**Your goal:**
Your copy must hold all of the data below, unchanged and without images.

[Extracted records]
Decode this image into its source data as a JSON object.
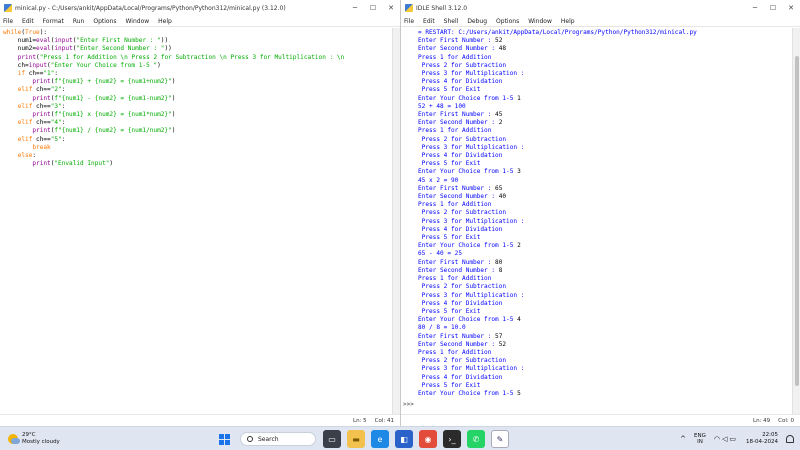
{
  "editor": {
    "title": "minical.py - C:/Users/ankit/AppData/Local/Programs/Python/Python312/minical.py (3.12.0)",
    "menu": [
      "File",
      "Edit",
      "Format",
      "Run",
      "Options",
      "Window",
      "Help"
    ],
    "status": {
      "line": "Ln: 5",
      "col": "Col: 41"
    }
  },
  "shell": {
    "title": "IDLE Shell 3.12.0",
    "menu": [
      "File",
      "Edit",
      "Shell",
      "Debug",
      "Options",
      "Window",
      "Help"
    ],
    "status": {
      "line": "Ln: 49",
      "col": "Col: 0"
    },
    "prompt": ">>>"
  },
  "taskbar": {
    "weather_temp": "29°C",
    "weather_desc": "Mostly cloudy",
    "search_label": "Search",
    "lang_top": "ENG",
    "lang_bottom": "IN",
    "time": "22:05",
    "date": "18-04-2024"
  },
  "colors": {
    "keyword": "#ff7700",
    "builtin": "#900090",
    "string": "#00aa00",
    "output": "#0000ff"
  },
  "icons": [
    "python-idle-icon",
    "minimize-icon",
    "maximize-icon",
    "close-icon",
    "weather-icon",
    "windows-start-icon",
    "search-icon",
    "task-view-icon",
    "file-explorer-icon",
    "edge-icon",
    "store-icon",
    "photos-icon",
    "terminal-icon",
    "whatsapp-icon",
    "idle-icon",
    "chevron-up-icon",
    "wifi-icon",
    "speaker-icon",
    "battery-icon",
    "bell-icon"
  ]
}
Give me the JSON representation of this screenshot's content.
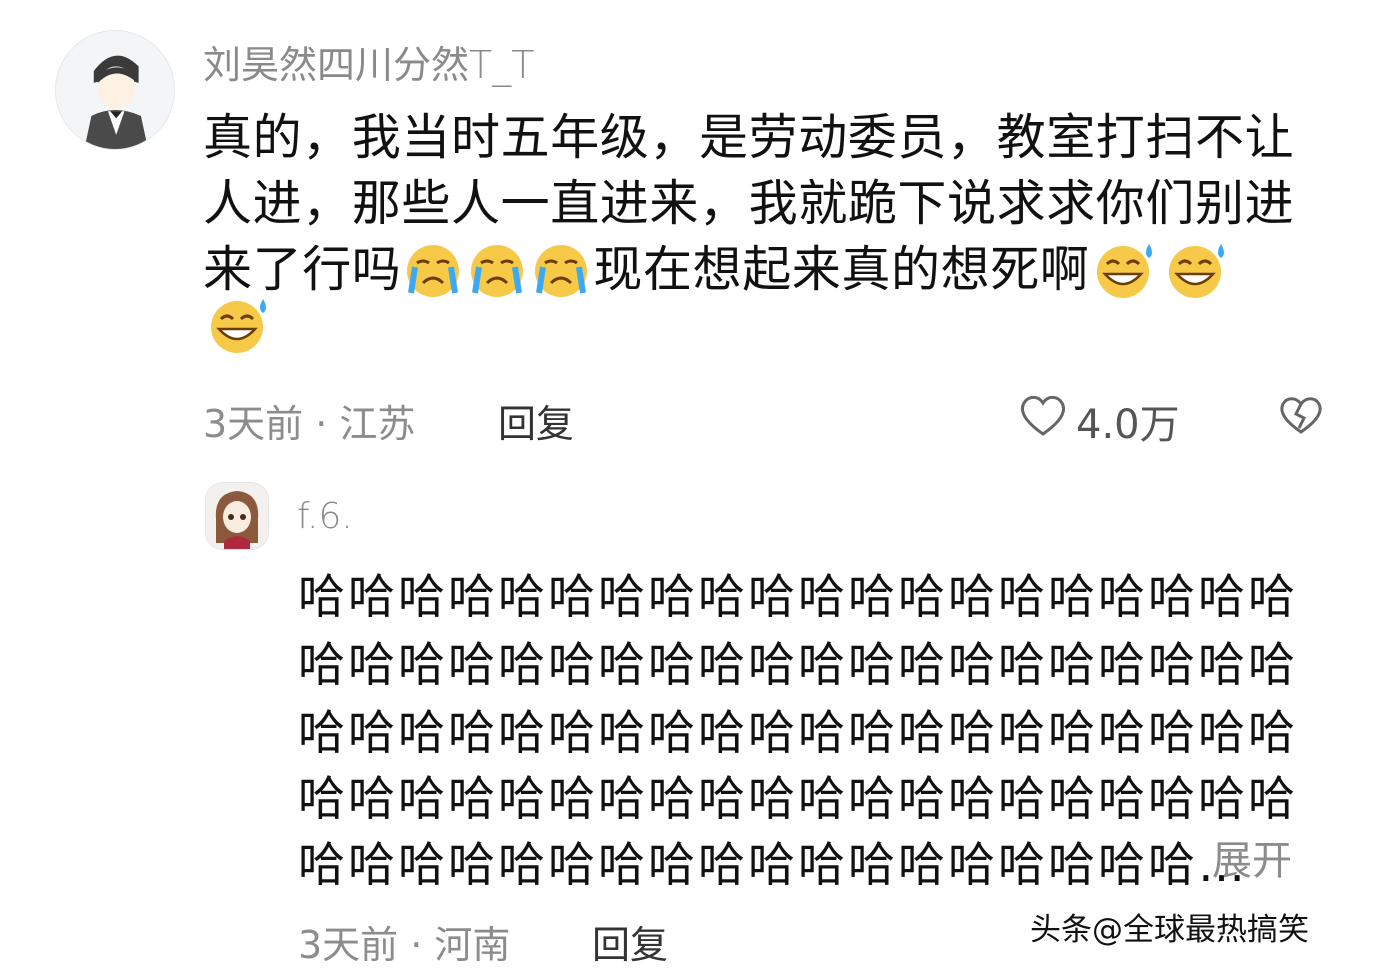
{
  "comment": {
    "username": "刘昊然四川分然T_T",
    "body": {
      "line1": "真的，我当时五年级，是劳动委员，教室打扫不让",
      "line2": "人进，那些人一直进来，我就跪下说求求你们别进",
      "line3_start": "来了行吗",
      "line3_middle": "现在想起来真的想死啊"
    },
    "meta": "3天前 · 江苏",
    "reply_label": "回复",
    "likes": "4.0万"
  },
  "reply": {
    "username": "f.6.",
    "lines": [
      "哈哈哈哈哈哈哈哈哈哈哈哈哈哈哈哈哈哈哈哈",
      "哈哈哈哈哈哈哈哈哈哈哈哈哈哈哈哈哈哈哈哈",
      "哈哈哈哈哈哈哈哈哈哈哈哈哈哈哈哈哈哈哈哈",
      "哈哈哈哈哈哈哈哈哈哈哈哈哈哈哈哈哈哈哈哈",
      "哈哈哈哈哈哈哈哈哈哈哈哈哈哈哈哈哈哈…"
    ],
    "expand_label": "展开",
    "meta": "3天前 · 河南",
    "reply_label": "回复"
  },
  "watermark": "头条@全球最热搞笑",
  "colors": {
    "text": "#111111",
    "muted": "#8c8c8c",
    "emoji_face": "#f7c948",
    "emoji_tear": "#3da9f5"
  }
}
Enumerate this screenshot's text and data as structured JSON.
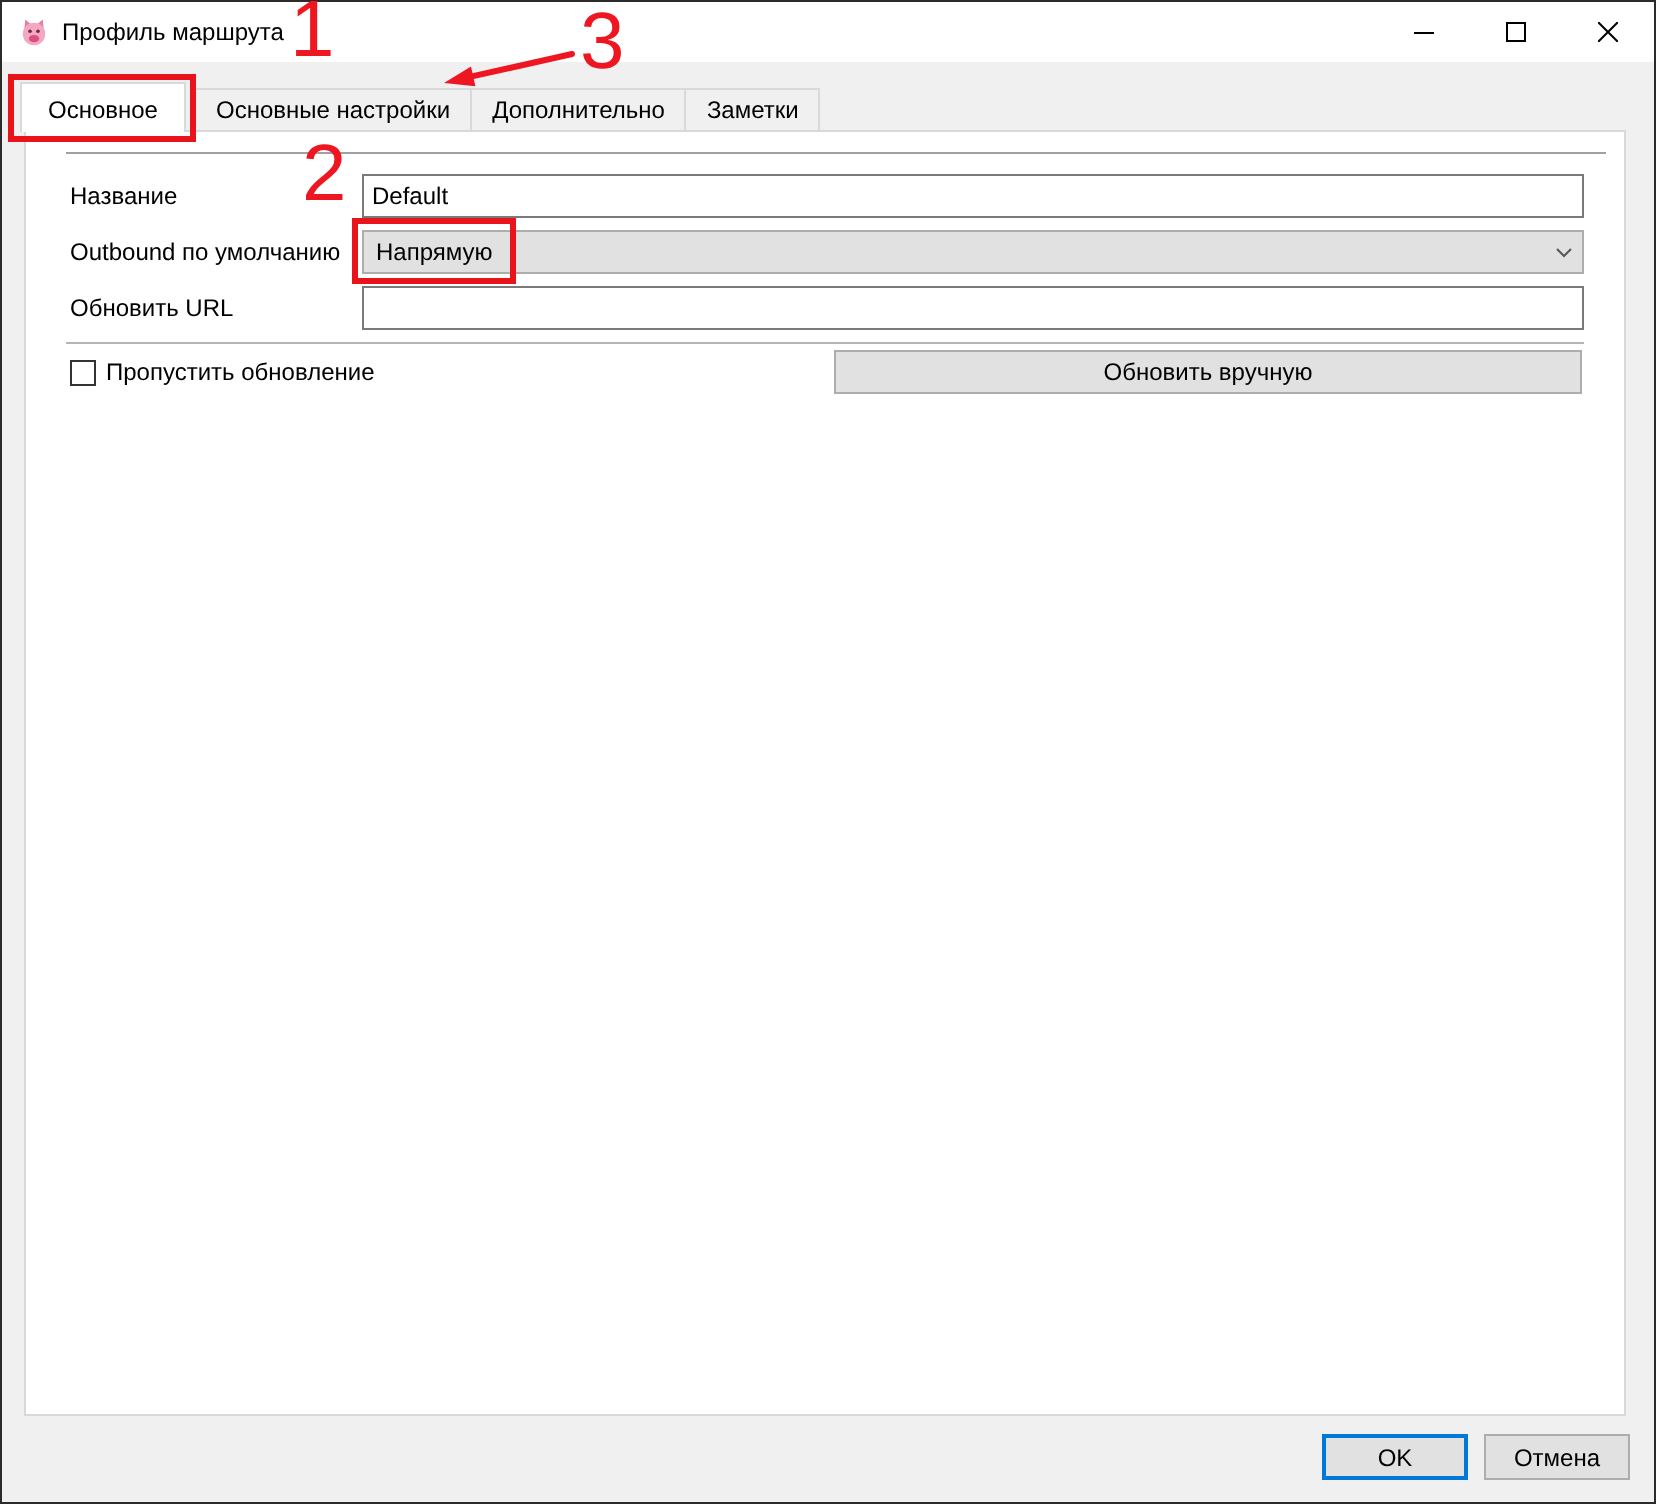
{
  "window": {
    "title": "Профиль маршрута"
  },
  "tabs": [
    {
      "label": "Основное",
      "selected": true
    },
    {
      "label": "Основные настройки",
      "selected": false
    },
    {
      "label": "Дополнительно",
      "selected": false
    },
    {
      "label": "Заметки",
      "selected": false
    }
  ],
  "form": {
    "fields": [
      {
        "kind": "text",
        "label": "Название",
        "value": "Default"
      },
      {
        "kind": "dropdown",
        "label": "Outbound по умолчанию",
        "value": "Напрямую"
      },
      {
        "kind": "text",
        "label": "Обновить URL"
      }
    ],
    "skip_update": {
      "label": "Пропустить обновление",
      "checked": false
    },
    "update_button": {
      "label": "Обновить вручную"
    }
  },
  "buttons": [
    {
      "label": "OK",
      "default": true
    },
    {
      "label": "Отмена",
      "default": false
    }
  ],
  "callouts": [
    {
      "number": "1",
      "kind": "box"
    },
    {
      "number": "2",
      "kind": "box"
    },
    {
      "number": "3",
      "kind": "arrow"
    }
  ]
}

**Result of the task:**
Decode this image into its source data as a JSON object.
{
  "editor": {
    "title": "minical.py - C:/Users/ankit/AppData/Local/Programs/Python/Python312/minical.py (3.12.0)",
    "menu": [
      "File",
      "Edit",
      "Format",
      "Run",
      "Options",
      "Window",
      "Help"
    ],
    "status": {
      "line": "Ln: 5",
      "col": "Col: 41"
    }
  },
  "shell": {
    "title": "IDLE Shell 3.12.0",
    "menu": [
      "File",
      "Edit",
      "Shell",
      "Debug",
      "Options",
      "Window",
      "Help"
    ],
    "status": {
      "line": "Ln: 49",
      "col": "Col: 0"
    },
    "prompt": ">>>"
  },
  "taskbar": {
    "weather_temp": "29°C",
    "weather_desc": "Mostly cloudy",
    "search_label": "Search",
    "lang_top": "ENG",
    "lang_bottom": "IN",
    "time": "22:05",
    "date": "18-04-2024"
  },
  "colors": {
    "keyword": "#ff7700",
    "builtin": "#900090",
    "string": "#00aa00",
    "output": "#0000ff"
  },
  "icons": [
    "python-idle-icon",
    "minimize-icon",
    "maximize-icon",
    "close-icon",
    "weather-icon",
    "windows-start-icon",
    "search-icon",
    "task-view-icon",
    "file-explorer-icon",
    "edge-icon",
    "store-icon",
    "photos-icon",
    "terminal-icon",
    "whatsapp-icon",
    "idle-icon",
    "chevron-up-icon",
    "wifi-icon",
    "speaker-icon",
    "battery-icon",
    "bell-icon"
  ]
}
Give me the JSON representation of this screenshot's content.
{
  "comment": {
    "username": "刘昊然四川分然T_T",
    "body": {
      "line1": "真的，我当时五年级，是劳动委员，教室打扫不让",
      "line2": "人进，那些人一直进来，我就跪下说求求你们别进",
      "line3_start": "来了行吗",
      "line3_middle": "现在想起来真的想死啊"
    },
    "meta": "3天前 · 江苏",
    "reply_label": "回复",
    "likes": "4.0万"
  },
  "reply": {
    "username": "f.6.",
    "lines": [
      "哈哈哈哈哈哈哈哈哈哈哈哈哈哈哈哈哈哈哈哈",
      "哈哈哈哈哈哈哈哈哈哈哈哈哈哈哈哈哈哈哈哈",
      "哈哈哈哈哈哈哈哈哈哈哈哈哈哈哈哈哈哈哈哈",
      "哈哈哈哈哈哈哈哈哈哈哈哈哈哈哈哈哈哈哈哈",
      "哈哈哈哈哈哈哈哈哈哈哈哈哈哈哈哈哈哈…"
    ],
    "expand_label": "展开",
    "meta": "3天前 · 河南",
    "reply_label": "回复"
  },
  "watermark": "头条@全球最热搞笑",
  "colors": {
    "text": "#111111",
    "muted": "#8c8c8c",
    "emoji_face": "#f7c948",
    "emoji_tear": "#3da9f5"
  }
}
Enumerate this screenshot's text and data as structured JSON.
{
  "window": {
    "title": "Профиль маршрута"
  },
  "tabs": [
    {
      "label": "Основное",
      "selected": true
    },
    {
      "label": "Основные настройки",
      "selected": false
    },
    {
      "label": "Дополнительно",
      "selected": false
    },
    {
      "label": "Заметки",
      "selected": false
    }
  ],
  "form": {
    "fields": [
      {
        "kind": "text",
        "label": "Название",
        "value": "Default"
      },
      {
        "kind": "dropdown",
        "label": "Outbound по умолчанию",
        "value": "Напрямую"
      },
      {
        "kind": "text",
        "label": "Обновить URL"
      }
    ],
    "skip_update": {
      "label": "Пропустить обновление",
      "checked": false
    },
    "update_button": {
      "label": "Обновить вручную"
    }
  },
  "buttons": [
    {
      "label": "OK",
      "default": true
    },
    {
      "label": "Отмена",
      "default": false
    }
  ],
  "callouts": [
    {
      "number": "1",
      "kind": "box"
    },
    {
      "number": "2",
      "kind": "box"
    },
    {
      "number": "3",
      "kind": "arrow"
    }
  ]
}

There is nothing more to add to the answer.